The Richards Report featuring Catherine Robson24/05/2018
Kathleen’s career choice in financial services was shaped by her family’s hardships as a child.06/06/2018
There is a fantastic chart that shows the remarkable increase in life expectancy over the last half-century. In Australia it has increased from 71 years in 1960 to 83 years in 2016. It is easy to assume that these gains are the result of remarkable one-off discoveries that will not be replicated.
However, the uptrend in longevity shows few signs of abating and many of us will live longer than our parents. Interestingly, much of the recent increase in life expectancy in developed countries has not been through the reduction of infant mortality, which is now quite low, but in extending the lives of the oldest in our communities.
A World Health Organisation report suggests that “the 85-and-over population is projected to increase 351 per cent between 2010 and 2050, compared to a 188 per cent increase for the population aged 65 or older and a 22 per cent increase for the population under age 65”.
The longer that we live, the closer we come to achieving what researchers term “longevity escape velocity”. That is, for each additional year of life, we benefit from further medical breakthroughs which materially extend life.
Entrepreneurs such as Peter Diamandis, futurists like Ray Kurzweil and respected physicians including Dr Peter Attia MD suggest that lifespans well beyond the oldest recorded age of 122 years may become the norm. They also suggest that medical advancements and greater understanding of human biology will not just result in more years of life, but improved health span, meaning more time to be active and engaged.
While significantly enhanced quality and quantity of life is welcome, it presents a funding challenge. If the retirement age remains unchanged, the number of years in the paid workforce will be dwarfed by retirement if we are living well beyond 100.
Here are some tips for ensuring that your financial independence lasts as long as you do.
Don’t get too conservative too early
Many people rightly focus on preserving capital in retirement, as they no longer have the capacity to use employment income to cover investment losses. However, too narrow a focus on capital volatility often underestimates the corrosive power of inflation. While inflation has been benign in recent years, over a multi-decade retirement it will undoubtedly be a factor.
Ideally you want the return from your investments to be more than your annual income requirements so that your capital is actually increasing, rather than being consumed, over the course of your retirement. Historically only growth assets, such as shares and property, have consistently outpaced inflation. For example, since 1960 share dividends have grown at nearly twice the CPI inflation rate. Ensuring you have a sufficient allocation to growth assets is essential to retain purchasing power over a long retirement and allow you to leave a financial legacy to the people and organisations you love.
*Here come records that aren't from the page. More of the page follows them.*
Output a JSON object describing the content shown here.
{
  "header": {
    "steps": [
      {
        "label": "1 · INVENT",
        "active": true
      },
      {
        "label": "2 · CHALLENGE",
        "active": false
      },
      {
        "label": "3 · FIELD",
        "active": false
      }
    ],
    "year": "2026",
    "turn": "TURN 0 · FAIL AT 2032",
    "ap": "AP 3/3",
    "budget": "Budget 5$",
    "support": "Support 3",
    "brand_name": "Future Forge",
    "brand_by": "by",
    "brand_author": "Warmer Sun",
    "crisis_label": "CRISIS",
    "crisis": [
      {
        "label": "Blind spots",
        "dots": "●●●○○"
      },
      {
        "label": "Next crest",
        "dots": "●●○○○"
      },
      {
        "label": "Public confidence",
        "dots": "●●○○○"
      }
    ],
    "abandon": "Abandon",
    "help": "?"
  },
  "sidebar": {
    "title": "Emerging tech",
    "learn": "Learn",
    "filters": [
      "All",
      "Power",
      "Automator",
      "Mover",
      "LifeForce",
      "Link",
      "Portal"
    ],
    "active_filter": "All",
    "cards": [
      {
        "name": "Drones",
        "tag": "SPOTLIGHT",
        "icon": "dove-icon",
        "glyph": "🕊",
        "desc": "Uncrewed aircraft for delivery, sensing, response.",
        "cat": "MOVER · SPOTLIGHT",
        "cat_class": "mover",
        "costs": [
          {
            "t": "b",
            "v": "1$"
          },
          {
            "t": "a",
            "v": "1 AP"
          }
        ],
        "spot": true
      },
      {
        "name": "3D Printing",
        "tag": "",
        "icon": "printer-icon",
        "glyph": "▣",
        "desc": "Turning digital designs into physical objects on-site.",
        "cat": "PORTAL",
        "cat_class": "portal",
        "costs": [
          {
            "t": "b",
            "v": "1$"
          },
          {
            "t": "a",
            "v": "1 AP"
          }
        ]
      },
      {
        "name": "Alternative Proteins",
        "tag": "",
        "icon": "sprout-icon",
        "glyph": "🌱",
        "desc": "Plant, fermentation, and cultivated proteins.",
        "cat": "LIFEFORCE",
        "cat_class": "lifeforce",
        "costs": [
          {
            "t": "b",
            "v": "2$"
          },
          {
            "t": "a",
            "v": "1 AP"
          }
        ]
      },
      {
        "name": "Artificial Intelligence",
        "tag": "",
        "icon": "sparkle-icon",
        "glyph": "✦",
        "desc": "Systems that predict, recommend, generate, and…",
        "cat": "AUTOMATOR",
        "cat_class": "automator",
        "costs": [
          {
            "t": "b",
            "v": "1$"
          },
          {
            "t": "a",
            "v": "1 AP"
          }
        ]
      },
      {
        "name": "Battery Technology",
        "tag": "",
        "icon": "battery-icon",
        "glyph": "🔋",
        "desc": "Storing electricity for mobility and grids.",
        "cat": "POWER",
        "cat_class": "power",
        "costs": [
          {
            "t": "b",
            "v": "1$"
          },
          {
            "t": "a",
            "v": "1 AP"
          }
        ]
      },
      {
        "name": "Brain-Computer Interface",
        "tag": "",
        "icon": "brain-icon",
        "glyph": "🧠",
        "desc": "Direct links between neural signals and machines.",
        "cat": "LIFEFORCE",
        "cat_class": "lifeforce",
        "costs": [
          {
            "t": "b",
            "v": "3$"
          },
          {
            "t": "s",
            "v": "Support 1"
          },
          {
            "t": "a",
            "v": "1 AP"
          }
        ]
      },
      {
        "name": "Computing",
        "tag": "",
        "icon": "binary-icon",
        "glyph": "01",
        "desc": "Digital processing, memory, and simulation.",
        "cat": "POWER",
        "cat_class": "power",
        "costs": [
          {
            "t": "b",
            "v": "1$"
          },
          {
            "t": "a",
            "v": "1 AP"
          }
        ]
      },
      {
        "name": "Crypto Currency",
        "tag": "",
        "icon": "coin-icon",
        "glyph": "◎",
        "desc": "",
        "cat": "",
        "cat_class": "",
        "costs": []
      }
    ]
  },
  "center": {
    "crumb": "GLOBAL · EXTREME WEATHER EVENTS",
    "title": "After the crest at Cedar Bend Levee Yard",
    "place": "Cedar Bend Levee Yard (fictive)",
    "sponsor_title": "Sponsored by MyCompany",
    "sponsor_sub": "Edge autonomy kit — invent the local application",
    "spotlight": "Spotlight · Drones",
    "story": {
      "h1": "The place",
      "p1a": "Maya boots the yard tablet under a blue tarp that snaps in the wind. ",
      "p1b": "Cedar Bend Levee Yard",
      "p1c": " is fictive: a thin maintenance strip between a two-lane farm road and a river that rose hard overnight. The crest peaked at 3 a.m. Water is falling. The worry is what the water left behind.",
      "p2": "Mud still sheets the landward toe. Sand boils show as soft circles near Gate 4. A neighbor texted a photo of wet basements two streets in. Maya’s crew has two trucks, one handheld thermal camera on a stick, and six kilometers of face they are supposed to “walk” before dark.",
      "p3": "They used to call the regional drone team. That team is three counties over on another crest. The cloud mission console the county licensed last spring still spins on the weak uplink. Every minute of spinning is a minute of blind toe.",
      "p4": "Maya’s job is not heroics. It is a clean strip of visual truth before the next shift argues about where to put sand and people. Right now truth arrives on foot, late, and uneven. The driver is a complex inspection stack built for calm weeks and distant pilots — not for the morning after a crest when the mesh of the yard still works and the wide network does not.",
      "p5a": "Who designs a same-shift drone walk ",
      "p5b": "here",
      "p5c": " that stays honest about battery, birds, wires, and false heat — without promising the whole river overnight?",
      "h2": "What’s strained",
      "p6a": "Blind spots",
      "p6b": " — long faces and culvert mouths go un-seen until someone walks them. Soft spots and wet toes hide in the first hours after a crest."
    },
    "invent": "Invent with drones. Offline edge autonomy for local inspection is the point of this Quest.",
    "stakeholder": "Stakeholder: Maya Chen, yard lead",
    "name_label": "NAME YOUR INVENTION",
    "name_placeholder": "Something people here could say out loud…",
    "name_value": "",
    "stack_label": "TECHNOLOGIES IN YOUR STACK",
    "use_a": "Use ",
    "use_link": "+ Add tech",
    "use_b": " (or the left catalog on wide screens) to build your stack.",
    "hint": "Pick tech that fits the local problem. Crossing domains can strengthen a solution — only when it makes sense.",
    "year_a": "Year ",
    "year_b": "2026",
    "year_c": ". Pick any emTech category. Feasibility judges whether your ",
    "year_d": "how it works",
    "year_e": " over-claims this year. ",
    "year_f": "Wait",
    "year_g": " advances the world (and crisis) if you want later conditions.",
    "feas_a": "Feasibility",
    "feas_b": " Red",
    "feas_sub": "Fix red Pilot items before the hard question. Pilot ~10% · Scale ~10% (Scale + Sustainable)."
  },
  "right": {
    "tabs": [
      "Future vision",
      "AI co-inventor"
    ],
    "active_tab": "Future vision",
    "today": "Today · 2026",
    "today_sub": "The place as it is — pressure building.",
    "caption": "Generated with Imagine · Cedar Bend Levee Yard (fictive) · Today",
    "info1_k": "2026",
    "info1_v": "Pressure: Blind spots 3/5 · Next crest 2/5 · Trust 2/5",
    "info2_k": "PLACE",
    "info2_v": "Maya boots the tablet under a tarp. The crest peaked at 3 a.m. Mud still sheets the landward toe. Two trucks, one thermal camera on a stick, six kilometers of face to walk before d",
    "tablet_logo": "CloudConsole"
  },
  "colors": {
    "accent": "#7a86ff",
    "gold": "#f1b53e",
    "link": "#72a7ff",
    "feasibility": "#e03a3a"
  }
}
Keep two years of capitalised living expenses as cash
One of the challenges of retaining growth assets in retirement is the accompanying short-term capital volatility. The 54 per cent fall in the All Ordinaries index during the global financial crisis has understandably scared many retirees from the asset class.
An effective way of benefiting from long term capital growth but protecting against the need to sell assets during market turmoil, is to maintain two years’ worth of living expenses as cash. This means that if your share portfolio temporarily ceased paying any dividends, it would be two years before you would be forced to sell any shares. However, dividends generally fall by less than half the amount of stocks themselves in a market correction. This means that your two years’ worth of cash when complemented by dividends might buy you as much as eight to 10 years to ride out a recovery without impacting your quality of life.
Work fulfils many needs beyond money. If you keep working for as long as possible, not only will you have more income, but you will delay the consumption of your savings. The ongoing social connection and mental stimulation from staying in contact with younger people and being forced to adapt to emerging technologies is also very healthy.
Not all of us may want to live beyond 100, but it is prudent to plan to have enough capital to do so.
Article by Catherine Robson. Published by The Sydney Morning Herald, May 24, 2018.